Task to complete:
Reproduce the whole of the records exactly, and make sure no picture is carried into the result.
■ ■ ■
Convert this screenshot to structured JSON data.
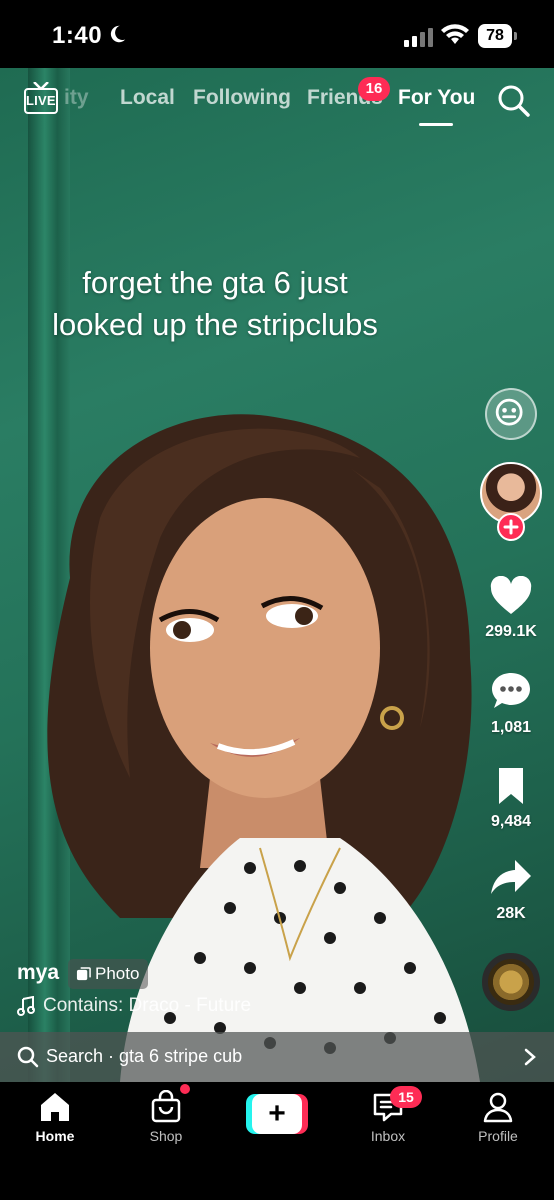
{
  "status_bar": {
    "time": "1:40",
    "battery": "78"
  },
  "top_nav": {
    "live_label": "LIVE",
    "partial_tab": "ity",
    "tabs": [
      {
        "label": "Local"
      },
      {
        "label": "Following"
      },
      {
        "label": "Friends",
        "badge": "16"
      },
      {
        "label": "For You",
        "active": true
      }
    ]
  },
  "video": {
    "caption_lines": [
      "forget the gta 6 just",
      "looked up the stripclubs"
    ],
    "username": "mya",
    "post_type": "Photo",
    "music": "Contains: Draco - Future"
  },
  "actions": {
    "likes": "299.1K",
    "comments": "1,081",
    "saves": "9,484",
    "shares": "28K"
  },
  "search_bar": {
    "text": "Search · gta 6 stripe cub"
  },
  "tab_bar": {
    "items": [
      {
        "label": "Home",
        "active": true
      },
      {
        "label": "Shop"
      },
      {
        "label": "+"
      },
      {
        "label": "Inbox",
        "badge": "15"
      },
      {
        "label": "Profile"
      }
    ]
  },
  "colors": {
    "accent_red": "#fe2c55",
    "accent_cyan": "#25f4ee",
    "background_green": "#247259"
  }
}
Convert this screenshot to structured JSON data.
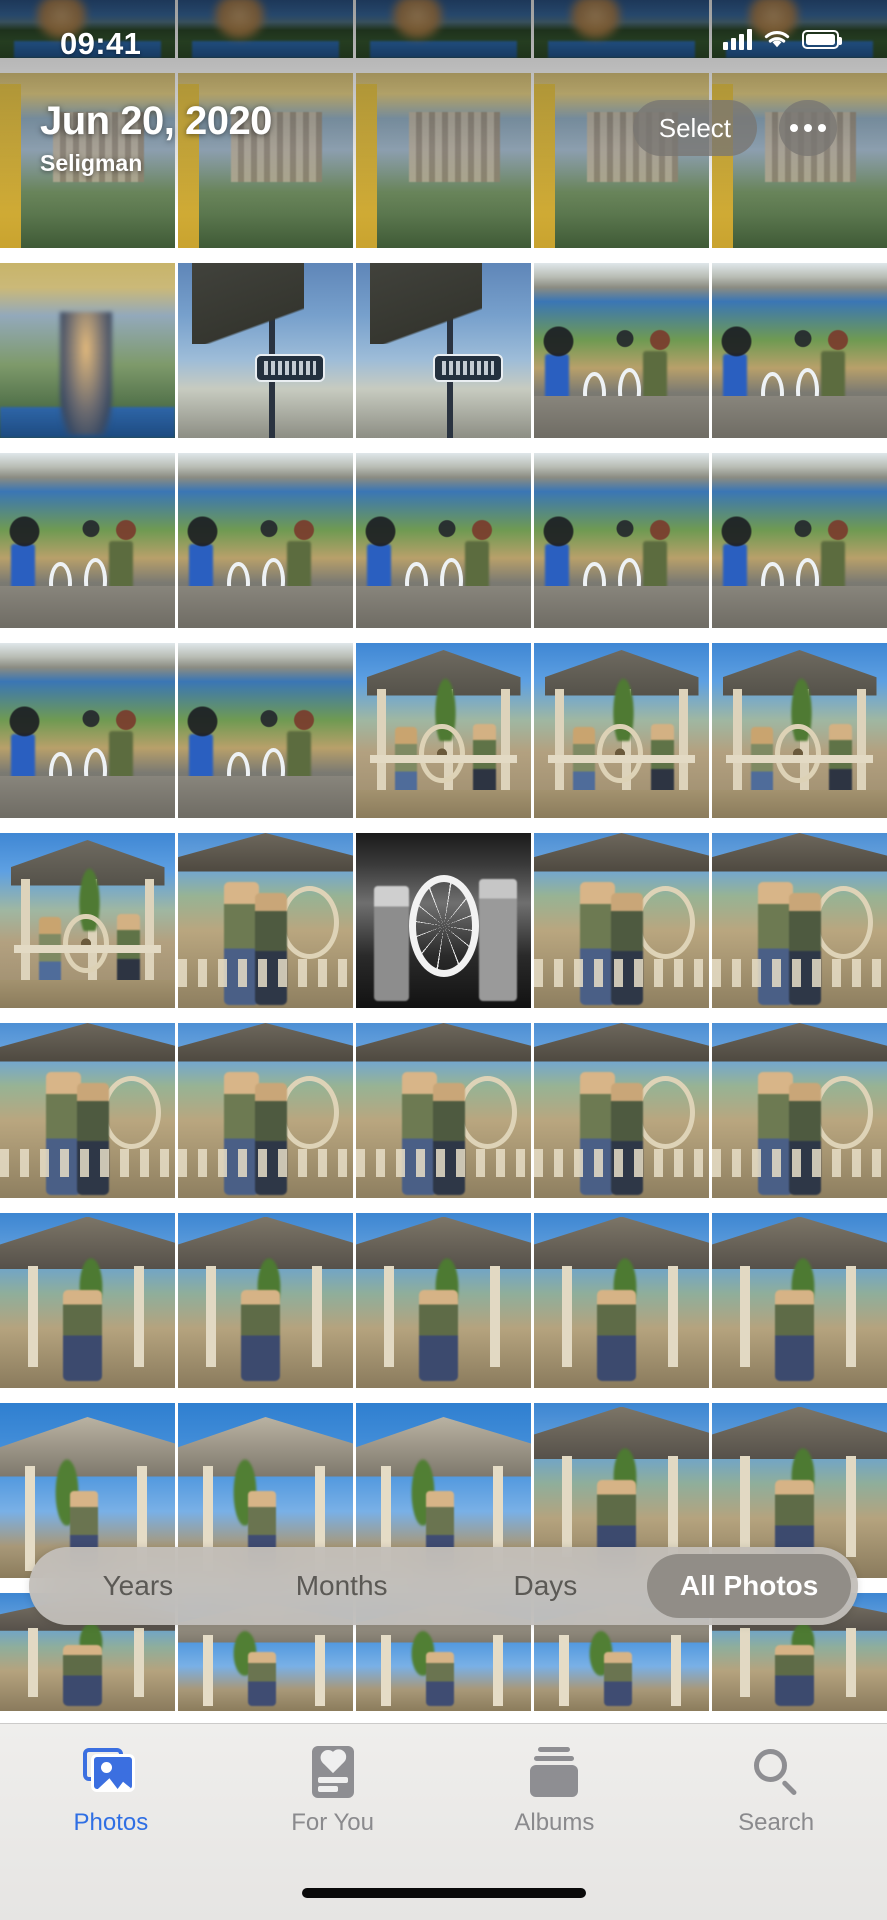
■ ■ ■
Answer below:
Convert this screenshot to structured JSON data.
{
  "status_bar": {
    "time": "1:40",
    "battery": "78"
  },
  "top_nav": {
    "live_label": "LIVE",
    "partial_tab": "ity",
    "tabs": [
      {
        "label": "Local"
      },
      {
        "label": "Following"
      },
      {
        "label": "Friends",
        "badge": "16"
      },
      {
        "label": "For You",
        "active": true
      }
    ]
  },
  "video": {
    "caption_lines": [
      "forget the gta 6 just",
      "looked up the stripclubs"
    ],
    "username": "mya",
    "post_type": "Photo",
    "music": "Contains: Draco - Future"
  },
  "actions": {
    "likes": "299.1K",
    "comments": "1,081",
    "saves": "9,484",
    "shares": "28K"
  },
  "search_bar": {
    "text": "Search · gta 6 stripe cub"
  },
  "tab_bar": {
    "items": [
      {
        "label": "Home",
        "active": true
      },
      {
        "label": "Shop"
      },
      {
        "label": "+"
      },
      {
        "label": "Inbox",
        "badge": "15"
      },
      {
        "label": "Profile"
      }
    ]
  },
  "colors": {
    "accent_red": "#fe2c55",
    "accent_cyan": "#25f4ee",
    "background_green": "#247259"
  }
}
Convert this screenshot to structured JSON data.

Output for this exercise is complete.